Sometimes a sample set comes through my letter box—well, it’s shoved through the cat flap (on my third cat flap because of this)—and I wonder why they bother, and sometimes I stare in wonder at the glory of what is in front of me.
I‘ve known Ian Croucher, proprietor of North Star Spirits Independent bottler and Blender, for a while now. Every bottle he’s brought out—that I’ve tried, anyway—has been excellent, and with good prices to match. This latest run brings us several aged grains and blends, and I thought a 37-year-old grain from David Beckham’s Haig Club would catch your attention.
Okay, it’s not Haig Club; it’s Cameronbridge, but all Haig Club is is Cameronbridge in a silly bottle, and with a massive price tag. One thing I will say about Haig Club and Clubman is that it probably got a rather harder time than it deserved from whisky fans; for one thing, any time I’ve let someone blind taste it, they haven’t immediately vomited. It’s not aimed at me; it’s aimed at people who want to buy into a lifestyle where David Beckham might turn up and smile at me—I mean you, smile at you—anyway, where was I?
Cameronbridge is a massive factory of a place—the biggest grain distillery in Europe—and it’s as far removed from the romantic tartan/piper/shortbread image people have of Scotch and Scotland as it’s possible to be. It has one purpose, to make vast quantities of spirit as fast as it can. Its practicality and function are as impressive to me as any pagoda or shiny pot still, but then, that’s me.
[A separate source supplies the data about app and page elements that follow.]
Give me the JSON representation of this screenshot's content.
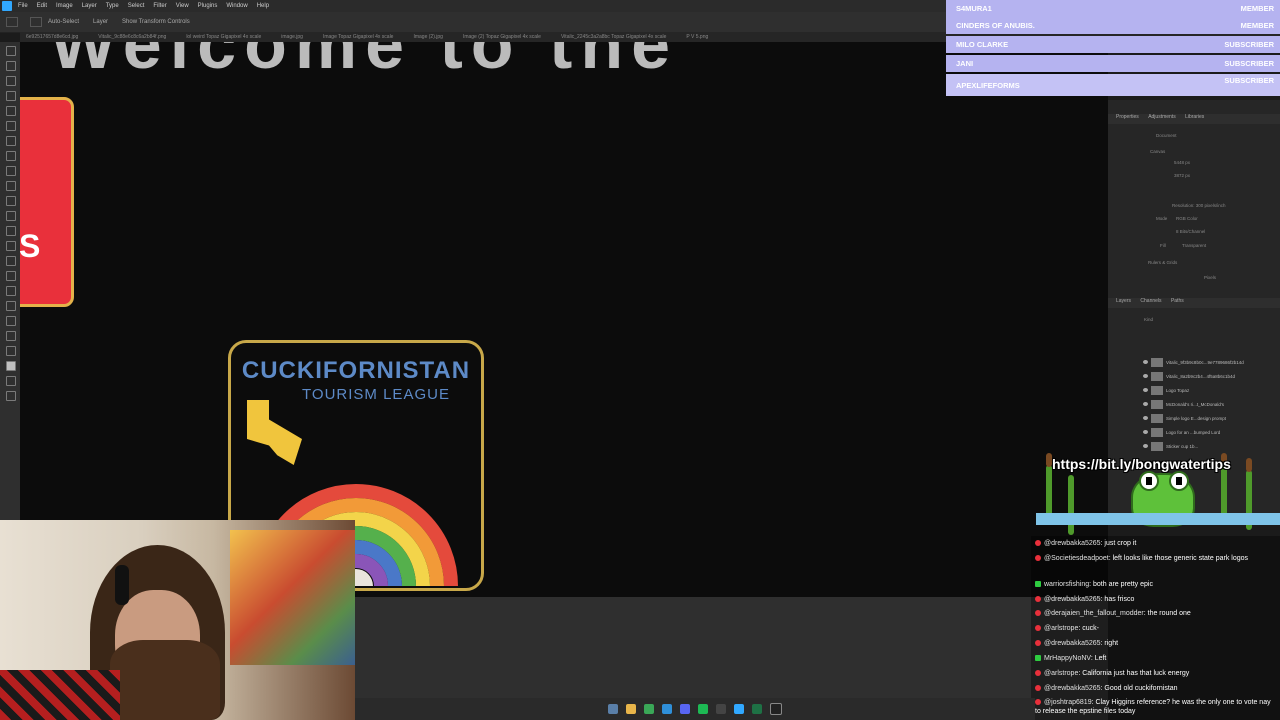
{
  "app": {
    "menu": [
      "File",
      "Edit",
      "Image",
      "Layer",
      "Type",
      "Select",
      "Filter",
      "View",
      "Plugins",
      "Window",
      "Help"
    ],
    "options": {
      "auto_select": "Auto-Select",
      "layer": "Layer",
      "show_transform": "Show Transform Controls"
    },
    "tabs": [
      "6e92517657d8e6cd.jpg",
      "Vitalic_9c88e6c8c6a2b84f.png",
      "lol weird Topaz Gigapixel 4x scale",
      "image.jpg",
      "Image Topaz Gigapixel 4x scale",
      "Image (2).jpg",
      "Image (2) Topaz Gigapixel 4x scale",
      "Vitalic_2245c3a2a8bc Topaz Gigapixel 4x scale",
      "P V 5.png"
    ]
  },
  "canvas": {
    "big_text": "Welcome to the",
    "badge_letter": "S",
    "logo_title": "CUCKIFORNISTAN",
    "logo_subtitle": "TOURISM LEAGUE"
  },
  "properties_panel": {
    "tabs": [
      "Properties",
      "Adjustments",
      "Libraries"
    ],
    "document_label": "Document",
    "canvas_label": "Canvas",
    "width": "5448 px",
    "height": "3872 px",
    "resolution": "Resolution: 300 pixels/inch",
    "mode_label": "Mode",
    "mode_value": "RGB Color",
    "depth": "8 Bits/Channel",
    "fill_label": "Fill",
    "fill_value": "Transparent",
    "rulers": "Rulers & Grids",
    "units": "Pixels"
  },
  "layers_panel": {
    "tabs": [
      "Layers",
      "Channels",
      "Paths"
    ],
    "kind": "Kind",
    "layers": [
      "Vitalic_9f3b9c8b0c...9e7789686f2b14d",
      "Vitalic_8a2b9c2b4...4f5a8b6c1b4d",
      "Logo Topaz",
      "McDonald's ri...t_McDonald's",
      "Simple logo E...design prompt",
      "Logo for an ...bumped Lord",
      "Sticker cup 1b..."
    ]
  },
  "alerts": [
    {
      "name": "S4MURA1",
      "tier": "MEMBER"
    },
    {
      "name": "CINDERS OF ANUBIS.",
      "tier": "MEMBER"
    },
    {
      "name": "MILO CLARKE",
      "tier": "SUBSCRIBER"
    },
    {
      "name": "JANI",
      "tier": "SUBSCRIBER"
    },
    {
      "name": "APEXLIFEFORMS",
      "tier": "SUBSCRIBER"
    }
  ],
  "banner": {
    "url": "https://bit.ly/bongwatertips"
  },
  "chat": [
    {
      "user": "@drewbakka5265",
      "text": "just crop it",
      "badge": "red"
    },
    {
      "user": "@Societiesdeadpoet",
      "text": "left looks like those generic state park logos",
      "badge": "red"
    },
    {
      "user": "warriorsfishing",
      "text": "both are pretty epic",
      "badge": "green"
    },
    {
      "user": "@drewbakka5265",
      "text": "has frisco",
      "badge": "red"
    },
    {
      "user": "@derajaien_the_fallout_modder",
      "text": "the round one",
      "badge": "red"
    },
    {
      "user": "@arlstrope",
      "text": "cuck-",
      "badge": "red"
    },
    {
      "user": "@drewbakka5265",
      "text": "right",
      "badge": "red"
    },
    {
      "user": "MrHappyNoNV",
      "text": "Left",
      "badge": "green"
    },
    {
      "user": "@arlstrope",
      "text": "California just has that luck energy",
      "badge": "red"
    },
    {
      "user": "@drewbakka5265",
      "text": "Good old cuckifornistan",
      "badge": "red"
    },
    {
      "user": "@joshtrap6819",
      "text": "Clay Higgins reference? he was the only one to vote nay to release the epstine files today",
      "badge": "red"
    }
  ],
  "colors": {
    "alert_bg": "#b5b3f0",
    "badge_red": "#e9303b",
    "logo_gold": "#c8a849",
    "logo_blue": "#5d8ac7"
  },
  "taskbar_icons": [
    "steam-icon",
    "folder-icon",
    "chrome-icon",
    "edge-icon",
    "discord-icon",
    "spotify-icon",
    "obs-icon",
    "photoshop-icon",
    "excel-icon",
    "terminal-icon"
  ]
}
Most people will try Cameronbridge either in Haig Club, if we’re talking about now, or in one of the many blends into which it gets thrown; it’s now owned by Diageo, so that’ll be an awful lot of blends.
But there is more to Cameronbridge than being thrown, at three years old, into Johnnie Walker.
Whilst it’s possible to find the odd official bottle of Cameronbridge, like with most grain distillers, it’s the independent bottlers who have really shown what single grain can offer; blended grain, too, in the case of the superb Hedonism by Compass Box. Most decent independent bottlers have done some single grain, and this is also an opportunity for the buying public to try older whiskies. You’ll not get a single malt scotch for under £300 with that sort of age statement attached, and you’ll even struggle to get a blend, so here we are, an actual 37-year-old whisky, in my glass.
Bottled at 51%, I was surprised at how drinkable this was neat, but a single drop of water helped the whisky open out. You need to be careful with older whiskies; you wouldn’t casually flip through a 40-year-old book or hammer a 40-year-old car, so why would you treat an old whisky in a rough and unseemly manner?
If I didn’t already make it clear, this sample was sent to me by North Star Spirits, and the review is based on drinking this over two nights with a drop of water.
North Star Spirits Cameronbridge 37 year old – review
On the nose: Grain rich, obviously, with lots of toasted hazelnuts, vanilla custard, stewed apples, and warm sticky toffee pudding.
In the mouth: Just as inviting as the nose, you could knock this back if you were that way inclined; toffee apples, thick caramel sauce, vanilla; moves on after half an hour in the glass, and I get spiced apple strudel, nutmeg custard tart, and if there was such a thing as clove-infused fudge, then I’d say clove-infused fudge.The finish is warm and spicy, with a touch of vanilla, a little bit like a quality spiced rum.
This is cracking—I mean it’s shit hot whisky, this—it’s around £150 and available from Friday the 16th, so get in quick, as this won’t last long.
Taking stock of everything, I think we need to take on board that with the ever-rising cost of whisky, with absolutely zero signs of it slowing down, especially with older whisky, this sort of dram might be one the few chances mere mortals get to enjoy 30-plus year old whisky.
You’ll notice a lack of score here; I don’t do scores, I feel they lessen my art. Photograph provided by North Star Spirits.